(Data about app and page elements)
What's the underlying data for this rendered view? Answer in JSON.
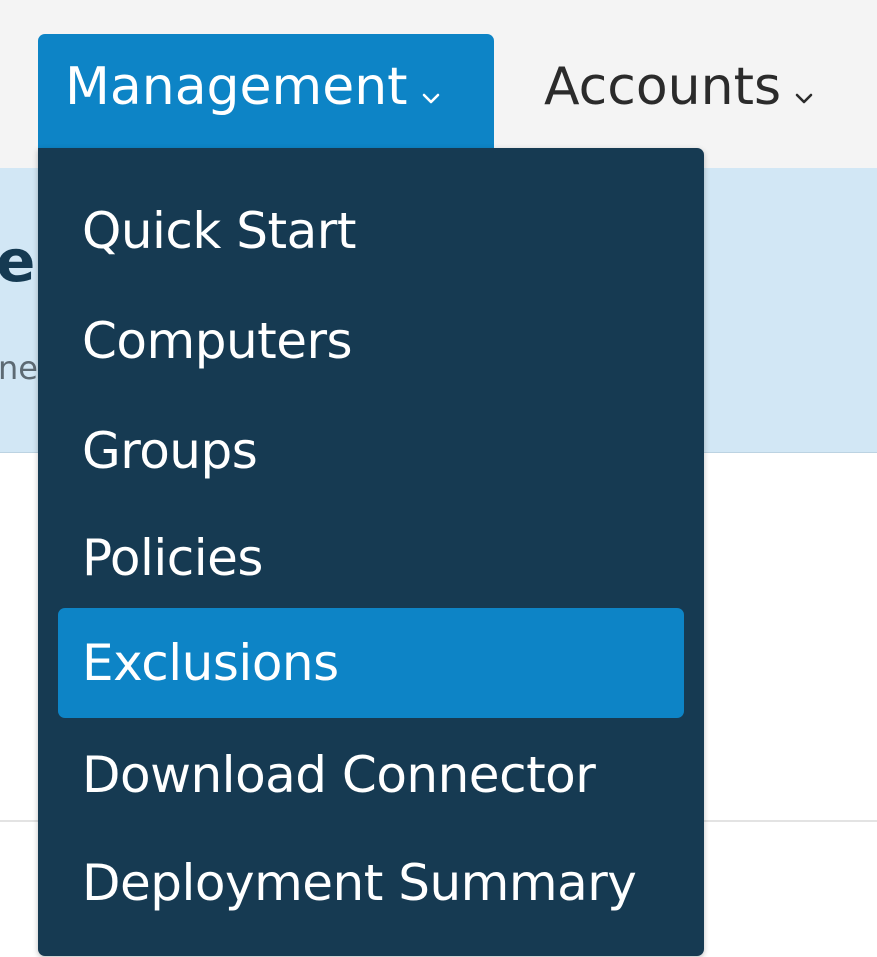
{
  "nav": {
    "management_label": "Management",
    "accounts_label": "Accounts"
  },
  "header": {
    "title_fragment": "e",
    "subtitle_fragment": "ne"
  },
  "dropdown": {
    "items": [
      {
        "label": "Quick Start",
        "active": false
      },
      {
        "label": "Computers",
        "active": false
      },
      {
        "label": "Groups",
        "active": false
      },
      {
        "label": "Policies",
        "active": false
      },
      {
        "label": "Exclusions",
        "active": true
      },
      {
        "label": "Download Connector",
        "active": false
      },
      {
        "label": "Deployment Summary",
        "active": false
      }
    ]
  },
  "colors": {
    "accent": "#0d84c6",
    "menu_background": "#163a52",
    "header_band": "#d2e7f5",
    "navbar": "#f4f4f4"
  },
  "icons": {
    "management_chevron": "chevron-down-icon",
    "accounts_chevron": "chevron-down-icon"
  }
}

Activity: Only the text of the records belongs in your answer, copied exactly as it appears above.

Exercise output:
What's the underlying data for this rendered view? Answer in JSON.
{
  "nav": {
    "management_label": "Management",
    "accounts_label": "Accounts"
  },
  "header": {
    "title_fragment": "e",
    "subtitle_fragment": "ne"
  },
  "dropdown": {
    "items": [
      {
        "label": "Quick Start",
        "active": false
      },
      {
        "label": "Computers",
        "active": false
      },
      {
        "label": "Groups",
        "active": false
      },
      {
        "label": "Policies",
        "active": false
      },
      {
        "label": "Exclusions",
        "active": true
      },
      {
        "label": "Download Connector",
        "active": false
      },
      {
        "label": "Deployment Summary",
        "active": false
      }
    ]
  },
  "colors": {
    "accent": "#0d84c6",
    "menu_background": "#163a52",
    "header_band": "#d2e7f5",
    "navbar": "#f4f4f4"
  },
  "icons": {
    "management_chevron": "chevron-down-icon",
    "accounts_chevron": "chevron-down-icon"
  }
}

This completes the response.